Each group will have 50 seconds for the first player to play any given shot, and 40 seconds for subsequent players.

A one-shot penalty will be issued for each bad time incurred, with each player given two time-outs per round which will double their allotted time.

The concept was trialled by the tour on a single hole at the GolfSixes earlier this year, and will now be rolled out over an entire 72-hole strokeplay event for the first time at the Diamond Country Club.

It is hoped the move will cut round times by around 45 minutes, reducing three-ball timings to approximately four hours, and two-balls to around three hours 15 minutes.

Keith Pelley, the European Tour’s chief executive and a man who is never afraid to experiment with new ideas, said: “The 2018 Shot Clock Masters will be a fascinating addition to our schedule next year.

“Not only will it help us combat slow play and reduce round times, it is also further evidence of our desire to embrace innovation.”

Colin Montgomerie, always one to harrumph at snail-like progress, took to social media to express his delight at the drive.

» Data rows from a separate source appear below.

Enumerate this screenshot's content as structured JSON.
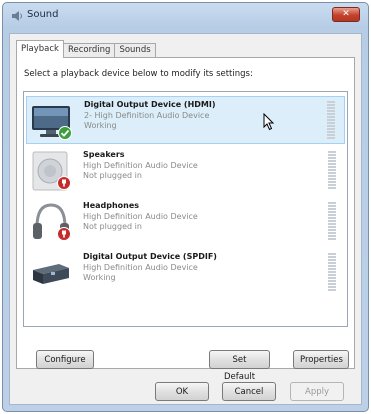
{
  "window": {
    "title": "Sound",
    "close_label": "✕"
  },
  "tabs": [
    {
      "label": "Playback",
      "active": true
    },
    {
      "label": "Recording",
      "active": false
    },
    {
      "label": "Sounds",
      "active": false
    }
  ],
  "instruction": "Select a playback device below to modify its settings:",
  "devices": [
    {
      "name": "Digital Output Device (HDMI)",
      "description": "2- High Definition Audio Device",
      "status": "Working",
      "icon": "hdmi-monitor-icon",
      "badge": "default-check-badge",
      "selected": true
    },
    {
      "name": "Speakers",
      "description": "High Definition Audio Device",
      "status": "Not plugged in",
      "icon": "speaker-icon",
      "badge": "unplugged-badge",
      "selected": false
    },
    {
      "name": "Headphones",
      "description": "High Definition Audio Device",
      "status": "Not plugged in",
      "icon": "headphones-icon",
      "badge": "unplugged-badge",
      "selected": false
    },
    {
      "name": "Digital Output Device (SPDIF)",
      "description": "High Definition Audio Device",
      "status": "Working",
      "icon": "spdif-device-icon",
      "badge": "",
      "selected": false
    }
  ],
  "buttons": {
    "configure": "Configure",
    "set_default": "Set Default",
    "properties": "Properties",
    "ok": "OK",
    "cancel": "Cancel",
    "apply": "Apply"
  },
  "colors": {
    "selection": "#dbeefa",
    "title_bar": "#c9dcf0",
    "close_button": "#c4412c"
  }
}
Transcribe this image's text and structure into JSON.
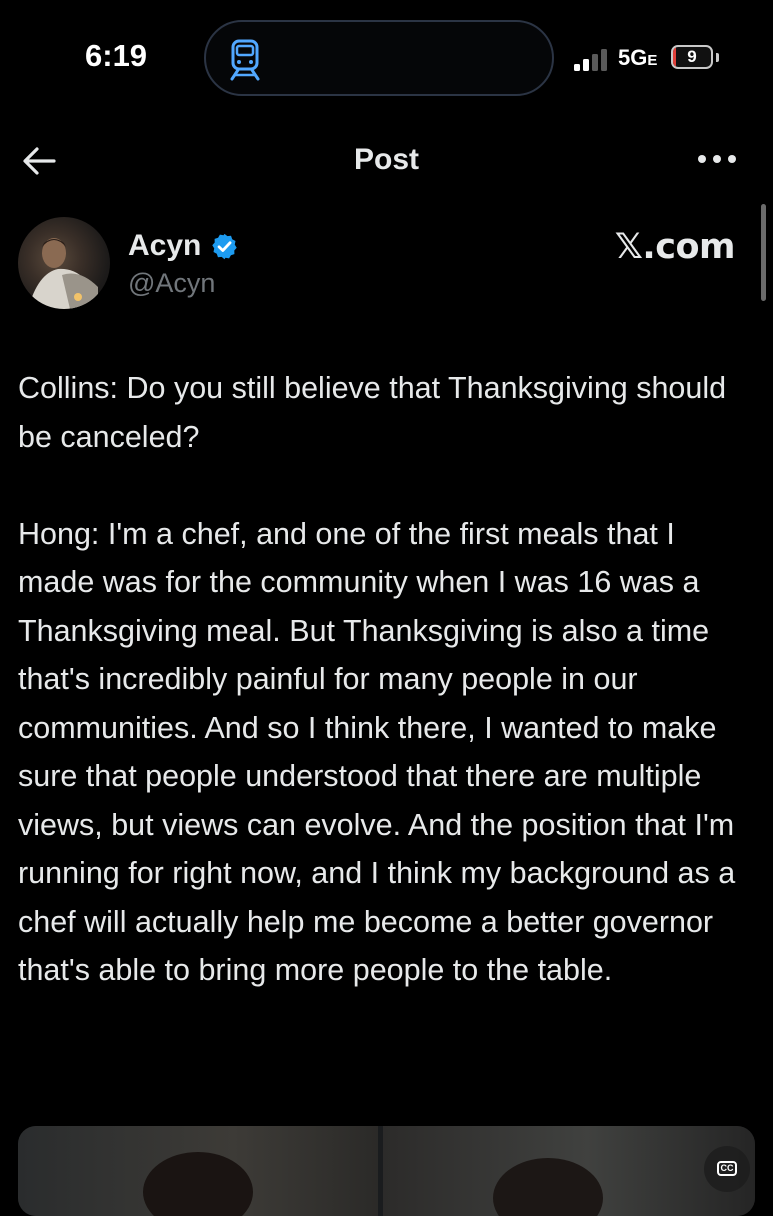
{
  "status_bar": {
    "time": "6:19",
    "network": "5G",
    "network_suffix": "E",
    "battery_percent": 9,
    "battery_label": "9",
    "signal_bars_active": 2,
    "signal_bars_total": 4
  },
  "nav": {
    "title": "Post"
  },
  "author": {
    "name": "Acyn",
    "handle": "@Acyn",
    "verified": true,
    "source": "𝕏.com"
  },
  "post": {
    "paragraphs": [
      "Collins: Do you still believe that Thanksgiving should be canceled?",
      "Hong: I'm a chef, and one of the first meals that I made was for the community when I was 16 was a Thanksgiving meal. But Thanksgiving is also a time that's incredibly painful for many people in our communities. And so I think there, I wanted to make sure that people understood that there are multiple views, but views can evolve. And the position that I'm running for right now, and I think my background as a chef will actually help me become a better governor that's able to bring more people to the table."
    ]
  },
  "media": {
    "cc_label": "CC"
  },
  "colors": {
    "background": "#000000",
    "text": "#e7e9ea",
    "secondary_text": "#71767b",
    "verified_blue": "#1d9bf0",
    "battery_low": "#e0403a"
  },
  "icons": [
    "tram-icon",
    "signal-icon",
    "battery-icon",
    "back-arrow-icon",
    "more-icon",
    "verified-icon",
    "cc-icon"
  ]
}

“After 30 years a deterrent that will work,” he said. “Pace of play has been determined by the slowest player for too long.”